Manitoba

Stricter sanctions for impaired driving now in effect

Stiffer fines, mandatory ignition locks and more vehicle impoundment are some of the new sanctions impaired drivers in Manitoba will face starting Monday.

Cost of a warning ranges from $700 for first offenders to $3,420

New sanctions for impaired driving in Manitoba are now in effect. (perfectlab/Shutterstock)

Stiffer fines, mandatory ignition locks and more vehicle impoundment are some of the new sanctions impaired drivers in Manitoba will face starting Monday.

Immediate roadside prohibition, as the Manitoba government calls the initiative, sanctions drivers who register a "warn" level on a screening test, while providing an alternative to the court process for those who fail or refuse a breathalyzer, the province says.

"Immediate roadside prohibition means we will be able to take more impaired drivers off the road sooner," Justice Minister Cliff Cullen said in a news release.

"The strong sanctions in place are yet another good reason to make the right choice and never drive while impaired."

Under the new sanctions, a driver whose blood-alcohol level is between .05 to .079 — "warn" level — will face a fine from $700 for first offenders to $3,420 for a third offence, the news release says. They also will temporarily lose their vehicle for a period of three, seven or 30 days.

After a measuring third warning, drivers will be forced to install an ignition interlock system.

The minimum fine for a driver whose blood-alcohol level registers at or above the legal limit of 0.08 will be $3,520; the minimum fine for refusing a test will be $3,970.
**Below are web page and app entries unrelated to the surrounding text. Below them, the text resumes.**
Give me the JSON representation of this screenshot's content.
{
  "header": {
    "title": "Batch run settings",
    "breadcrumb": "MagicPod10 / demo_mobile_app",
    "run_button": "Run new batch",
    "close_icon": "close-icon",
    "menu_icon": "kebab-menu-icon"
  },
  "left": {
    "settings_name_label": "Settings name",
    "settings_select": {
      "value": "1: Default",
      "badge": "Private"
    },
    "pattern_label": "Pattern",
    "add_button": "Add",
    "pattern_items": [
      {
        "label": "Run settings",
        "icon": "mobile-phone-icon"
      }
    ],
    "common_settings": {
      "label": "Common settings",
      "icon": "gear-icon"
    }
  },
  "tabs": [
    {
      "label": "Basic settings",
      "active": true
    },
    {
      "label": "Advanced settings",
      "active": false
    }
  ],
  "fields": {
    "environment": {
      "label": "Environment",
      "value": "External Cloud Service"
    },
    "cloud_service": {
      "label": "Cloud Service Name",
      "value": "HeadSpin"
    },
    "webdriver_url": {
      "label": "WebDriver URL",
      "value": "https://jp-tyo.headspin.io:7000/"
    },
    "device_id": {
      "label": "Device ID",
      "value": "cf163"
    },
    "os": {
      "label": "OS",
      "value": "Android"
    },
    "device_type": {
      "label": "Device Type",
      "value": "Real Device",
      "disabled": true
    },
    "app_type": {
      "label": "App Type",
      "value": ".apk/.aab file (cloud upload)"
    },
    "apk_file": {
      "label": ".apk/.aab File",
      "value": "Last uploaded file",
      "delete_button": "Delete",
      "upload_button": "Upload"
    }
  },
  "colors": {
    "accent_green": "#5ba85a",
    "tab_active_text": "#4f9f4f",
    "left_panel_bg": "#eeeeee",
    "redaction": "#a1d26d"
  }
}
Police will still have the option to lay criminal charges instead, if they feel they are warranted, provincial officials said.
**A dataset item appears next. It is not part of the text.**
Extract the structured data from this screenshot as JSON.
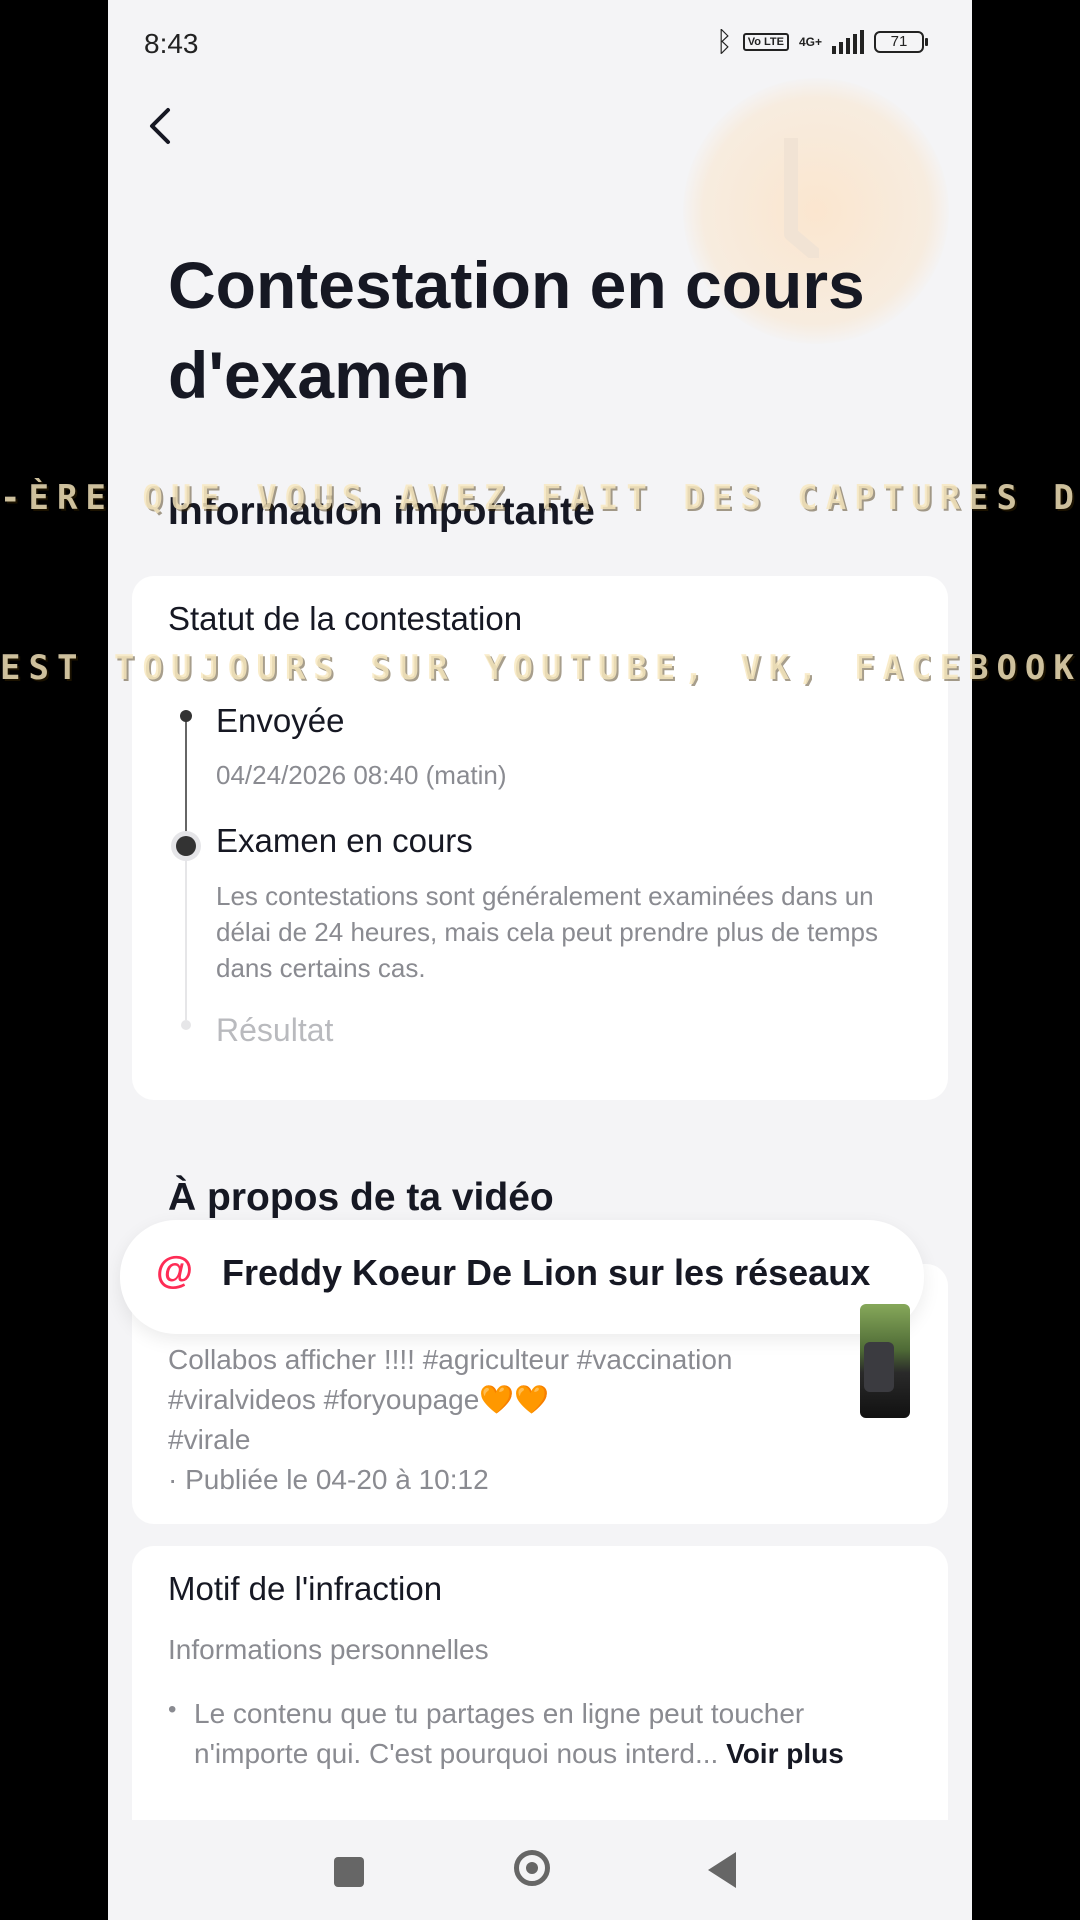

RCMP said there were 26 people charged with impaired driving at checkstops during the first week of the force's annual checkstop program.
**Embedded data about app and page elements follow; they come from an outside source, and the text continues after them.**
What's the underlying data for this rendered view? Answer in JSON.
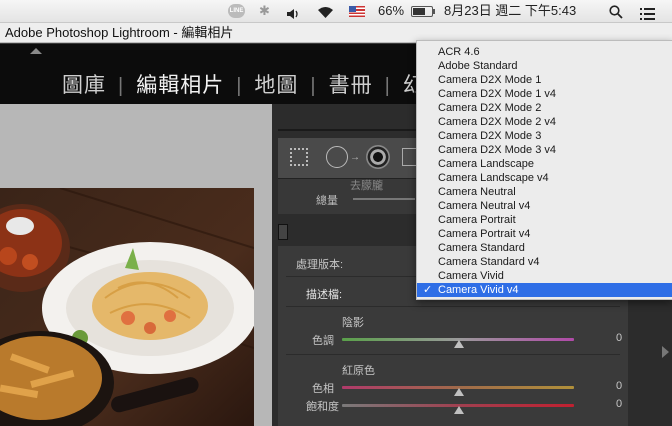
{
  "menubar": {
    "line_icon_text": "LINE",
    "battery_percent": "66%",
    "clock": "8月23日 週二 下午5:43"
  },
  "window": {
    "title": "Adobe Photoshop Lightroom - 編輯相片"
  },
  "modules": {
    "items": [
      "圖庫",
      "編輯相片",
      "地圖",
      "書冊",
      "幻"
    ],
    "active": "編輯相片"
  },
  "panel": {
    "detail_cutoff": "去朦朧",
    "detail_amount_label": "總量",
    "process_label": "處理版本:",
    "profile_label": "描述檔:",
    "shadows": {
      "heading": "陰影",
      "tint_label": "色調",
      "tint_value": "0"
    },
    "red_primary": {
      "heading": "紅原色",
      "hue_label": "色相",
      "hue_value": "0",
      "saturation_label": "飽和度",
      "saturation_value": "0"
    }
  },
  "profile_menu": {
    "items": [
      "ACR 4.6",
      "Adobe Standard",
      "Camera D2X Mode 1",
      "Camera D2X Mode 1 v4",
      "Camera D2X Mode 2",
      "Camera D2X Mode 2 v4",
      "Camera D2X Mode 3",
      "Camera D2X Mode 3 v4",
      "Camera Landscape",
      "Camera Landscape v4",
      "Camera Neutral",
      "Camera Neutral v4",
      "Camera Portrait",
      "Camera Portrait v4",
      "Camera Standard",
      "Camera Standard v4",
      "Camera Vivid",
      "Camera Vivid v4"
    ],
    "selected": "Camera Vivid v4",
    "check_mark": "✓",
    "selection_color": "#2f6ee6"
  },
  "colors": {
    "background_panel": "#3a3a3a",
    "module_bar": "#0c0c0c"
  }
}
The highest blood alcohol content reading was 0.23 — nearly three times the legal limit.

Mounties also issued 15 roadside suspensions for alcohol or drug offences from Dec. 1-8, RCMP said. Another 141 Highway Traffic Act charges were laid, and 34 written warnings were issued.

RCMP believe alcohol was a factor in about a third of all vehicle collisions that resulted in someone's death in Manitoba this year.

Comments

To encourage thoughtful and respectful conversations, first and last names will appear with each submission to CBC/Radio-Canada's online communities (except in children and youth-oriented communities). Pseudonyms will no longer be permitted.

By submitting a comment, you accept that CBC has the right to reproduce and publish that comment in whole or in part, in any manner CBC chooses. Please note that CBC does not endorse the opinions expressed in comments. Comments on this story are moderated according to our Submission Guidelines. Comments are welcome while open. We reserve the right to close comments at any time.

undefined